FBI seizes $3.36 billion worth of bitcoin in connection with the Silk Road dark web fraud, the largest crypto seizure ever
The US Department of Justice (DOJ) announced today it seized more than $3.36 billion worth of bitcoin in connection with the Silk Road dark web fraud. The Department announced today that JAMES ZHONG pled guilty to committing wire fraud in September 2012 when he unlawfully obtained over 50,000 Bitcoin from the Silk Road dark web internet marketplace.
ZHONG pled guilty on Friday, November 4, 2022, before United States District Judge Paul G. Gardephe.
This announcement also follows our February report after the FBI seized over $3.6 billion worth of bitcoin from a couple that hacked into cryptocurrency exchange Bitfinex in 2016. At the time, the DOJ seized more than 94,000 bitcoin, which were valued at around $3.6 billion at the time of seizure. In all, the total stolen bitcoin is presently valued at approximately $4.5 billion, according to the agency.
On November 9, 2021, the DOJ issued an authorized premises search warrant of ZHONG’s Gainesville, Georgia, house, law enforcement seized approximately 50,676.17851897 Bitcoin, then valued at over $3.36 billion.
The Government is seeking to forfeit, collectively: approximately 51,680.32473733 Bitcoin; ZHONG’s 80% interest in RE&D Investments, LLC, a Memphis-based company with substantial real estate holdings; $661,900 in cash seized from ZHONG’s home; and various metals also seized from ZHONG’s home.
U.S. Attorney Damian Williams said: “James Zhong committed wire fraud over a decade ago when he stole approximately 50,000 Bitcoin from Silk Road. For almost ten years, the whereabouts of this massive chunk of missing Bitcoin had ballooned into an over $3.3 billion mystery. Thanks to state-of-the-art cryptocurrency tracing and good old-fashioned police work, law enforcement located and recovered this impressive cache of crime proceeds. This case shows that we won’t stop following the money, no matter how expertly hidden, even to a circuit board in the bottom of a popcorn tin.”
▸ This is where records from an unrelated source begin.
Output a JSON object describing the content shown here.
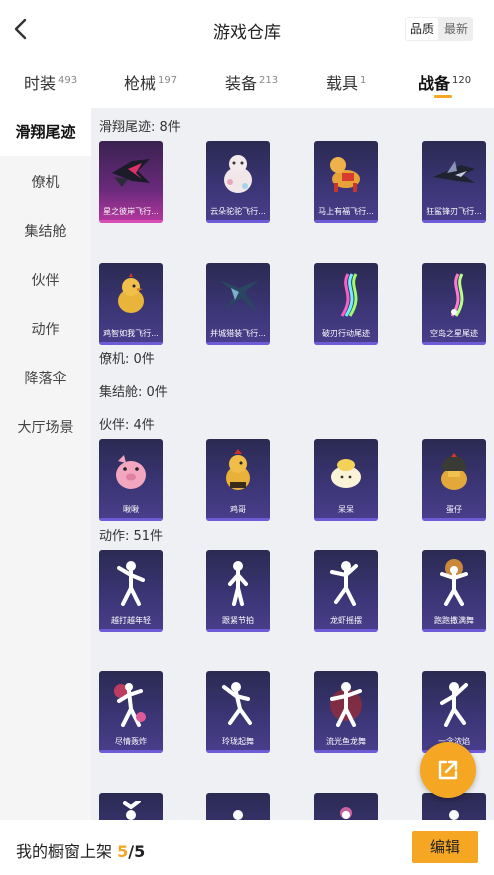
{
  "header": {
    "title": "游戏仓库",
    "sort_options": [
      "品质",
      "最新"
    ],
    "active_sort": "品质"
  },
  "tabs": [
    {
      "label": "时装",
      "count": "493"
    },
    {
      "label": "枪械",
      "count": "197"
    },
    {
      "label": "装备",
      "count": "213"
    },
    {
      "label": "载具",
      "count": "1"
    },
    {
      "label": "战备",
      "count": "120"
    }
  ],
  "sidebar": {
    "items": [
      "滑翔尾迹",
      "僚机",
      "集结舱",
      "伙伴",
      "动作",
      "降落伞",
      "大厅场景"
    ],
    "active": "滑翔尾迹"
  },
  "sections": {
    "glide": {
      "label": "滑翔尾迹: 8件",
      "items": [
        "星之彼岸飞行...",
        "云朵驼驼飞行...",
        "马上有福飞行...",
        "狂鲨锋刃飞行...",
        "鸡智如我飞行...",
        "并城猎装飞行...",
        "破刃行动尾迹",
        "空岛之星尾迹"
      ]
    },
    "wingman": {
      "label": "僚机: 0件"
    },
    "pod": {
      "label": "集结舱: 0件"
    },
    "partner": {
      "label": "伙伴: 4件",
      "items": [
        "啾啾",
        "鸡哥",
        "呆呆",
        "蛋仔"
      ]
    },
    "emote": {
      "label": "动作: 51件",
      "items": [
        "越打越年轻",
        "跟紧节拍",
        "龙虾摇摆",
        "跑跑撒满舞",
        "尽情轰炸",
        "玲珑起舞",
        "流光鱼龙舞",
        "一念浓焰",
        "",
        "",
        "",
        ""
      ]
    }
  },
  "bottom": {
    "prefix": "我的橱窗上架 ",
    "current": "5",
    "total": "/5",
    "edit_label": "编辑"
  },
  "colors": {
    "accent": "#f5a623",
    "card_top": "#2b2a52",
    "card_bottom": "#4a3e8c",
    "card_bar": "#6e5bd8",
    "highlight_card": "#b8389f"
  }
}
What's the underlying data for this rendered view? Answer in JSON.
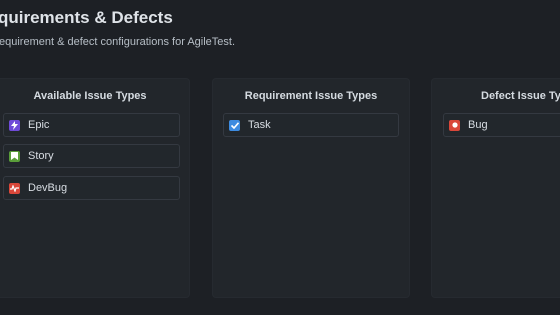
{
  "header": {
    "title": "quirements & Defects",
    "subtitle": "equirement & defect configurations for AgileTest."
  },
  "panels": {
    "available": {
      "title": "Available Issue Types",
      "items": [
        {
          "label": "Epic",
          "icon": "epic-icon",
          "color": "#6f4bd8"
        },
        {
          "label": "Story",
          "icon": "story-icon",
          "color": "#5a9e3a"
        },
        {
          "label": "DevBug",
          "icon": "devbug-icon",
          "color": "#d9473a"
        }
      ]
    },
    "requirement": {
      "title": "Requirement Issue Types",
      "items": [
        {
          "label": "Task",
          "icon": "task-icon",
          "color": "#3d8be0"
        }
      ]
    },
    "defect": {
      "title": "Defect Issue Ty",
      "items": [
        {
          "label": "Bug",
          "icon": "bug-icon",
          "color": "#d9473a"
        }
      ]
    }
  }
}
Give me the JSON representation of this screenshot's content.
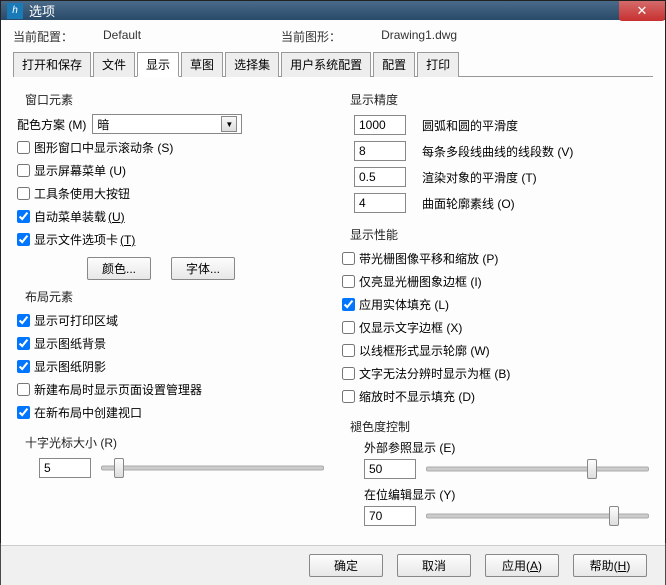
{
  "window": {
    "title": "选项"
  },
  "info": {
    "current_config_label": "当前配置：",
    "current_config_value": "Default",
    "current_drawing_label": "当前图形：",
    "current_drawing_value": "Drawing1.dwg"
  },
  "tabs": {
    "open_save": "打开和保存",
    "file": "文件",
    "display": "显示",
    "sketch": "草图",
    "selection": "选择集",
    "user_config": "用户系统配置",
    "config": "配置",
    "print": "打印"
  },
  "left": {
    "window_elements": "窗口元素",
    "color_scheme_label": "配色方案 (M)",
    "color_scheme_value": "暗",
    "scrollbars": "图形窗口中显示滚动条 (S)",
    "screen_menu": "显示屏幕菜单 (U)",
    "big_buttons": "工具条使用大按钮",
    "auto_menu": "自动菜单装载",
    "auto_menu_key": "(U)",
    "file_tabs": "显示文件选项卡",
    "file_tabs_key": "(T)",
    "color_btn": "颜色...",
    "font_btn": "字体...",
    "layout_elements": "布局元素",
    "printable_area": "显示可打印区域",
    "paper_bg": "显示图纸背景",
    "paper_shadow": "显示图纸阴影",
    "page_setup_mgr": "新建布局时显示页面设置管理器",
    "create_viewport": "在新布局中创建视口",
    "crosshair_size": "十字光标大小 (R)",
    "crosshair_value": "5"
  },
  "right": {
    "display_precision": "显示精度",
    "arc_smooth_val": "1000",
    "arc_smooth": "圆弧和圆的平滑度",
    "polyline_val": "8",
    "polyline": "每条多段线曲线的线段数 (V)",
    "render_smooth_val": "0.5",
    "render_smooth": "渲染对象的平滑度 (T)",
    "surface_val": "4",
    "surface": "曲面轮廓素线 (O)",
    "display_perf": "显示性能",
    "raster_pan": "带光栅图像平移和缩放 (P)",
    "raster_frame": "仅亮显光栅图象边框 (I)",
    "solid_fill": "应用实体填充 (L)",
    "text_frame": "仅显示文字边框 (X)",
    "wireframe": "以线框形式显示轮廓 (W)",
    "text_box": "文字无法分辨时显示为框 (B)",
    "no_fill_zoom": "缩放时不显示填充 (D)",
    "fade_control": "褪色度控制",
    "xref_display": "外部参照显示 (E)",
    "xref_val": "50",
    "inplace_edit": "在位编辑显示 (Y)",
    "inplace_val": "70"
  },
  "footer": {
    "ok": "确定",
    "cancel": "取消",
    "apply": "应用(A)",
    "help": "帮助(H)"
  }
}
IRS-CI Special Agent in Charge Tyler Hatcher said: “Mr. Zhong executed a sophisticated scheme designed to steal bitcoin from the notorious Silk Road Marketplace. Once he was successful in his heist, he attempted to hide his spoils through a series of complex transactions which he hoped would be enhanced as he hid behind the mystery of the ‘darknet.’ IRS-CI Special Agents are the best in the world at following the money through cyberspace or wherever our financial investigations lead us. We will continue to work with our partners at the US Attorney’s Office to track down these criminals and bring them to justice.”
According to the allegations contained in filings in Manhattan federal court and statements made during court proceedings:
ZHONG’s Scheme to Defraud
Silk Road was an online “darknet” black market. In operation from approximately 2011 until 2013, Silk Road was used by numerous drug dealers and other unlawful vendors to distribute massive quantities of illegal drugs and other illicit goods and services to many buyers and to launder all funds passing through it. In 2015, following a groundbreaking prosecution by this Office, Silk Road’s founder Ross Ulbricht was convicted by a unanimous jury and sentenced to life in prison.
“In September 2012, ZHONG executed a scheme to defraud Silk Road of its money and property by (a) creating a string of approximately nine Silk Road accounts (the “Fraud Accounts”) in a manner designed to conceal his identity; (b) triggering over 140 transactions in rapid succession in order to trick Silk Road’s withdrawal-processing system into releasing approximately 50,000 Bitcoin from its Bitcoin-based payment system into ZHONG’s accounts; and (c) transferring this Bitcoin into a variety of separate addresses also under ZHONG’s control, all in a manner designed to prevent detection, conceal his identity and ownership, and obfuscate the Bitcoin’s source,” the DOJ said.